The intestinal parasite Cryptosporidium causes the diarrheal disease, cryptosporidiosis worldwide. Previous work done with Cryptosporidium parvum in the Ward lab showed that a C-type lectin glycoprotein known as CpClec is expressed on the surface of sporozoites and merozoites, the life cycle stages of Cryptosporidium which invades host epithelial cells in the human intestine. CpClec was also been found to be important for attachment and infection of host cells by binding to host expressed glycosaminoglycans. Loss or reduction of these glycosaminoglycans not only inhibited attachment but also infection. In order to further determine the function of CpClec, Jacob Ludington in the Ward lab developed two novel transgenic strains using CRISPR/Cas9 technology: one expressing a CpClec-HA tag (HA) and one with a CpClec gene deletion (KO). In both transgenic parasite strains, a nanoluciferase gene and a Neomycin resistance cassette was inserted that is expressed independently of CpClec. Using HCT-8 intestinal epithelial cells and CpClec expressing oocysts, it was confirmed that CpClec does play a role in infection in vitro by measurement of luciferase levels expressed by HA-tagged (HA) and deleted (KO) CpClec strains in infected HCT-8 cell lysates.

My role in this project was to participate in studies to determine the role of CpClec in an animal model in vivo and to determine its localization in the HA-tagged transgenic strain.

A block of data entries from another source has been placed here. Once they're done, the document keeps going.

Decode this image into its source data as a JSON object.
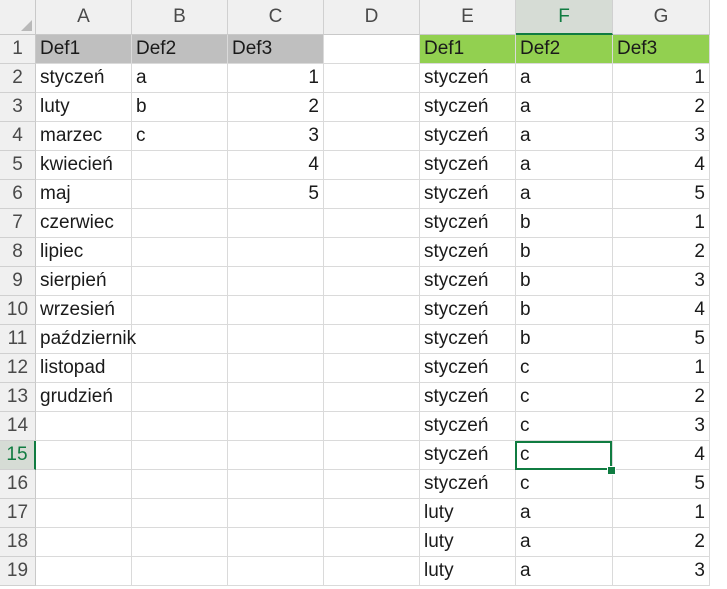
{
  "columns": [
    "A",
    "B",
    "C",
    "D",
    "E",
    "F",
    "G"
  ],
  "active_column": "F",
  "active_row": "15",
  "rows": [
    {
      "num": "1",
      "cells": [
        "Def1",
        "Def2",
        "Def3",
        "",
        "Def1",
        "Def2",
        "Def3"
      ]
    },
    {
      "num": "2",
      "cells": [
        "styczeń",
        "a",
        "1",
        "",
        "styczeń",
        "a",
        "1"
      ]
    },
    {
      "num": "3",
      "cells": [
        "luty",
        "b",
        "2",
        "",
        "styczeń",
        "a",
        "2"
      ]
    },
    {
      "num": "4",
      "cells": [
        "marzec",
        "c",
        "3",
        "",
        "styczeń",
        "a",
        "3"
      ]
    },
    {
      "num": "5",
      "cells": [
        "kwiecień",
        "",
        "4",
        "",
        "styczeń",
        "a",
        "4"
      ]
    },
    {
      "num": "6",
      "cells": [
        "maj",
        "",
        "5",
        "",
        "styczeń",
        "a",
        "5"
      ]
    },
    {
      "num": "7",
      "cells": [
        "czerwiec",
        "",
        "",
        "",
        "styczeń",
        "b",
        "1"
      ]
    },
    {
      "num": "8",
      "cells": [
        "lipiec",
        "",
        "",
        "",
        "styczeń",
        "b",
        "2"
      ]
    },
    {
      "num": "9",
      "cells": [
        "sierpień",
        "",
        "",
        "",
        "styczeń",
        "b",
        "3"
      ]
    },
    {
      "num": "10",
      "cells": [
        "wrzesień",
        "",
        "",
        "",
        "styczeń",
        "b",
        "4"
      ]
    },
    {
      "num": "11",
      "cells": [
        "październik",
        "",
        "",
        "",
        "styczeń",
        "b",
        "5"
      ]
    },
    {
      "num": "12",
      "cells": [
        "listopad",
        "",
        "",
        "",
        "styczeń",
        "c",
        "1"
      ]
    },
    {
      "num": "13",
      "cells": [
        "grudzień",
        "",
        "",
        "",
        "styczeń",
        "c",
        "2"
      ]
    },
    {
      "num": "14",
      "cells": [
        "",
        "",
        "",
        "",
        "styczeń",
        "c",
        "3"
      ]
    },
    {
      "num": "15",
      "cells": [
        "",
        "",
        "",
        "",
        "styczeń",
        "c",
        "4"
      ]
    },
    {
      "num": "16",
      "cells": [
        "",
        "",
        "",
        "",
        "styczeń",
        "c",
        "5"
      ]
    },
    {
      "num": "17",
      "cells": [
        "",
        "",
        "",
        "",
        "luty",
        "a",
        "1"
      ]
    },
    {
      "num": "18",
      "cells": [
        "",
        "",
        "",
        "",
        "luty",
        "a",
        "2"
      ]
    },
    {
      "num": "19",
      "cells": [
        "",
        "",
        "",
        "",
        "luty",
        "a",
        "3"
      ]
    }
  ],
  "colors": {
    "header_gray": "#bfbfbf",
    "header_green": "#92d050",
    "selection_green": "#107c41"
  },
  "icons": {
    "select_all": "select-all-triangle-icon"
  }
}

Luciferase measurements in stool samples of infected mice showed that infection of interferon gamma (IFN-) deficient mice with CpClec KO oocysts resulted in significantly decreased infection compared to that with HA-tagged transgenic parasites in which the CpClec gene is intact. These results were confirmed through quantification of infection levels by analyzing 18S ribosomal RNA (rRNA) gene levels in stool samples via quantitative PCR. Additionally, immunofluorescence assays using an anti-HA antibody were used to determine that the localization of this protein throughout the Cryptosporidium life cycle appears to follow a specific pattern supporting its role in mediating infection. Confirmation of CpClec’s role in infection in in vivo models strengthens the importance of this protein as a potential target for drug or vaccine development against Cryptosporidium.

Available for download on Wednesday, April 20, 2022